And that’s what surveillance is really all about. Control. Control of people. Their thinking. Their behaviour. Control of their entire lives. It’s 1984 in action. Surveillance is about keeping the public dumbed-down, fearful, powerless, too afraid to think for themselves, and unable to identify the truth. We used to call it igRebellionnorance or stupidity and it was a much-maligned state of being. But according to my former friends and the shoppers in the regional Woolworths store I was in today, it’s now highly encouraged. In the past we used to make up our own minds about issues. Now groupthink is forced upon us through fear-laden war porn and propaganda from monopolised media outlets, as well as through new phenomena such as social media, ‘political correctness’, targeted advertising and ‘advertorials’, and politicised school/university curricula. The intrusion of power-hungry corporations into our lives under the guise of ‘knowing what’s best for you’ because ‘experts know best’ and ‘the research proves it’ is particularly insidious and confusing for most people. I spent many years in academic research and I know damn good and well how easy it is to conduct fraudulent research in order to get the results you want. The non-disclosure agreements that researchers must sign ensure that the public is never alerted to dodgy methodology or ‘inconvenient’ outcomes.

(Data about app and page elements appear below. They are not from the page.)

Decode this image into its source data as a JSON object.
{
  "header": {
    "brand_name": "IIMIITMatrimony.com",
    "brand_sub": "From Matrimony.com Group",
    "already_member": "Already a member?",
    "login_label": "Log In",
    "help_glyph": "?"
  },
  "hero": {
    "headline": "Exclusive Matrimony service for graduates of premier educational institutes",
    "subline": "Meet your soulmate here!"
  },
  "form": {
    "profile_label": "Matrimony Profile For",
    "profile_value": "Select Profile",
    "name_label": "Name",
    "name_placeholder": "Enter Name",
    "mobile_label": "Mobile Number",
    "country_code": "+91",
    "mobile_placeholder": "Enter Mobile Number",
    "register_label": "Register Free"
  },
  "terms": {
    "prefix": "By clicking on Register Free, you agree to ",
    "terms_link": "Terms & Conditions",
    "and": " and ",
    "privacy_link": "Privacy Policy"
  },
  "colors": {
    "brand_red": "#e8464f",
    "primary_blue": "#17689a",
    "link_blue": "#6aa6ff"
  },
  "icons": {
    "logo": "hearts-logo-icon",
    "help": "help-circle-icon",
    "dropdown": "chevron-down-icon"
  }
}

So this is the sad and sorry state of affairs in 2017. As I have discovered, if you dare to step out of ignorance you will be ostracised, treated with suspicion, and potentially become the victim of covert surveillance and harassment. If you want to ‘fit in’ and not draw attention to yourself then don’t think for yourself and always believe what ‘authorised’ sources tell you to believe. Don’t rock the boat and don’t question authority. And above all, don’t engage in any behaviour that even remotely resembles the promotion of freedom and truth.

Is this really the future you want for your kids?